Guy Prentiss Waters shows that theistic evolution is incompatible with the teaching of the New Testament, which regards Genesis 1–11 as historical, and views Adam and Eve as actual individuals who were the ancestors of all people, and particularly of Jesus. He says that “leading proponents of theistic evolution depart from the New Testament writer’s testimony to Adam and Eve, thereby calling into question the historical underpinnings of the gospel” (p. 879). He concludes, “the New Testament writings cannot be accommodated to theistic evolution apart from transforming their teachings in a fundamental fashion” (p. 926).
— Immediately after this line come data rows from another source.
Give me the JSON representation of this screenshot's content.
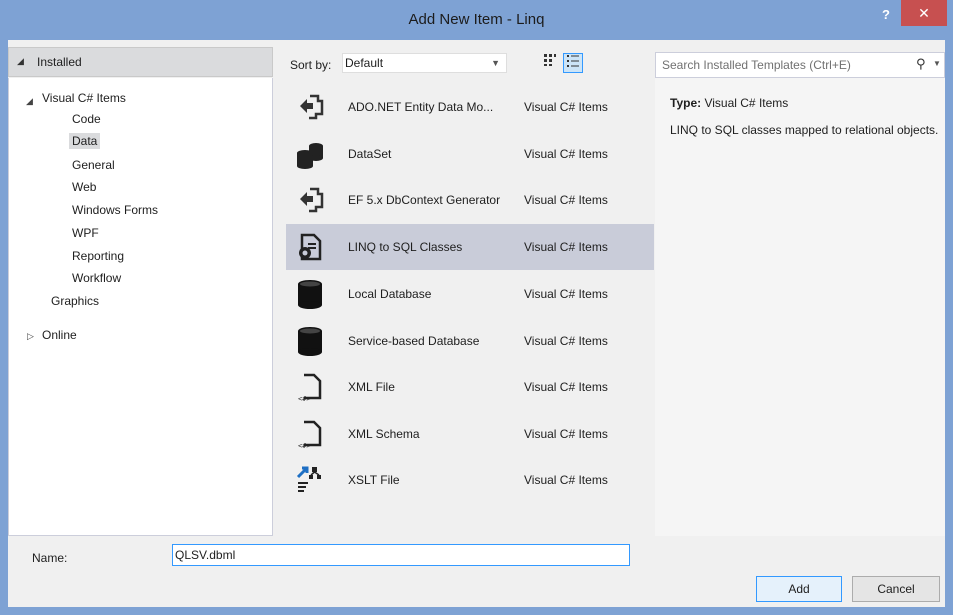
{
  "window": {
    "title": "Add New Item - Linq",
    "help_label": "?",
    "close_label": "✕"
  },
  "left": {
    "installed_label": "Installed",
    "tree": [
      {
        "label": "Visual C# Items",
        "level": 0,
        "expanded": true
      },
      {
        "label": "Code",
        "level": 1
      },
      {
        "label": "Data",
        "level": 1,
        "selected": true
      },
      {
        "label": "General",
        "level": 1
      },
      {
        "label": "Web",
        "level": 1
      },
      {
        "label": "Windows Forms",
        "level": 1
      },
      {
        "label": "WPF",
        "level": 1
      },
      {
        "label": "Reporting",
        "level": 1
      },
      {
        "label": "Workflow",
        "level": 1
      },
      {
        "label": "Graphics",
        "level": 0
      }
    ],
    "online_label": "Online"
  },
  "toolbar": {
    "sort_label": "Sort by:",
    "sort_value": "Default"
  },
  "items": [
    {
      "name": "ADO.NET Entity Data Mo...",
      "category": "Visual C# Items",
      "icon": "entity-model-icon"
    },
    {
      "name": "DataSet",
      "category": "Visual C# Items",
      "icon": "dataset-icon"
    },
    {
      "name": "EF 5.x DbContext Generator",
      "category": "Visual C# Items",
      "icon": "entity-model-icon"
    },
    {
      "name": "LINQ to SQL Classes",
      "category": "Visual C# Items",
      "icon": "linq-to-sql-icon",
      "selected": true
    },
    {
      "name": "Local Database",
      "category": "Visual C# Items",
      "icon": "database-icon"
    },
    {
      "name": "Service-based Database",
      "category": "Visual C# Items",
      "icon": "database-icon"
    },
    {
      "name": "XML File",
      "category": "Visual C# Items",
      "icon": "xml-file-icon"
    },
    {
      "name": "XML Schema",
      "category": "Visual C# Items",
      "icon": "xml-file-icon"
    },
    {
      "name": "XSLT File",
      "category": "Visual C# Items",
      "icon": "xslt-file-icon"
    }
  ],
  "search": {
    "placeholder": "Search Installed Templates (Ctrl+E)"
  },
  "details": {
    "type_label": "Type:",
    "type_value": "Visual C# Items",
    "description": "LINQ to SQL classes mapped to relational objects."
  },
  "footer": {
    "name_label": "Name:",
    "name_value": "QLSV.dbml",
    "add_label": "Add",
    "cancel_label": "Cancel"
  },
  "colors": {
    "titlebar": "#7ea2d4",
    "close_button": "#c75050",
    "selection": "#c9ccd9",
    "focus_border": "#3399ff"
  }
}
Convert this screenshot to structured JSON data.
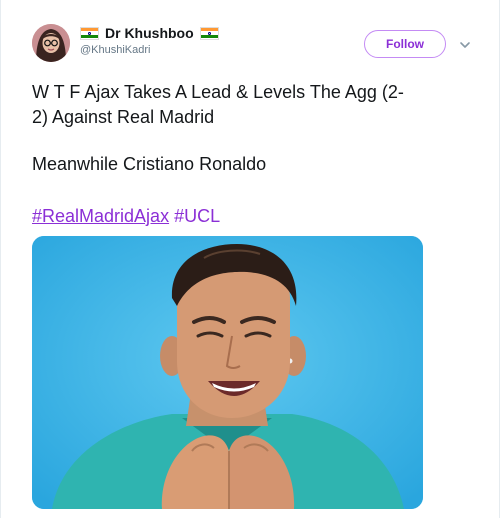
{
  "author": {
    "name": "Dr Khushboo",
    "handle": "@KhushiKadri"
  },
  "actions": {
    "follow_label": "Follow"
  },
  "tweet": {
    "line1": "W T F Ajax Takes A Lead & Levels The Agg (2-",
    "line2": "2) Against Real Madrid",
    "line3": "Meanwhile Cristiano Ronaldo",
    "hashtag1": "#RealMadridAjax",
    "hashtag2": "#UCL"
  },
  "icons": {
    "flag": "india-flag-icon",
    "caret": "chevron-down-icon"
  },
  "colors": {
    "link": "#8b2fd6",
    "follow_border": "#c48bf4",
    "handle": "#657786",
    "text": "#14171a",
    "media_background": "#40b5e6"
  }
}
Gregg Allison explains how theistic evolution is incompatible with historical Christian doctrine. The doctrine that God is the Creator is expressed in the first sentence of the Nicene Creed (p. 928). The Church affirmed creation ex nihilo “over against the Platonic idea of the eternality of matter” (p. 929). “This doctrine of creation … was set in opposition to several prevailing philosophical theories that challenged the belief” (p. 931). In their opposition to ancient atomism, church theologians rejected the idea that chance processes could form the world (p. 932). He continues by showing that theistic evolutionists must significantly have broken from what was the unanimous interpretation of Scripture in this regard for almost the entirety of church history.
Diversity of viewpoint as both a strength and a weakness
The contributors to this volume have views from young-earth creation, to old-earth creation, to various forms of Intelligent Design. One of the strengths of this book is that all of these viewpoints can successfully argue against evolution from biblical, scientific, and philosophical grounds.
However, young-earth creationists understand that the timescale of creation is just as important an issue as whether Adam had human parents. Old earth creationists still have death in the world before Adam’s sin, and they have to deal with human fossils ‘dated’ long before any possible date for Adam. Intelligent Design must still grapple with things that seem like ‘bad design’, which biblical creationists can attribute to the effects of the Fall.
But on the whole this is a very powerful and encouraging resource for creationists, and it is an important response to theistic evolution. It can be expected to rapidly become a standard resource for the person wanting to refute the likes of BioLogos, even though in many ways it does not go far enough.
References and notes
- jmtour.com/personal-topics/evolution-creation/ Return to text.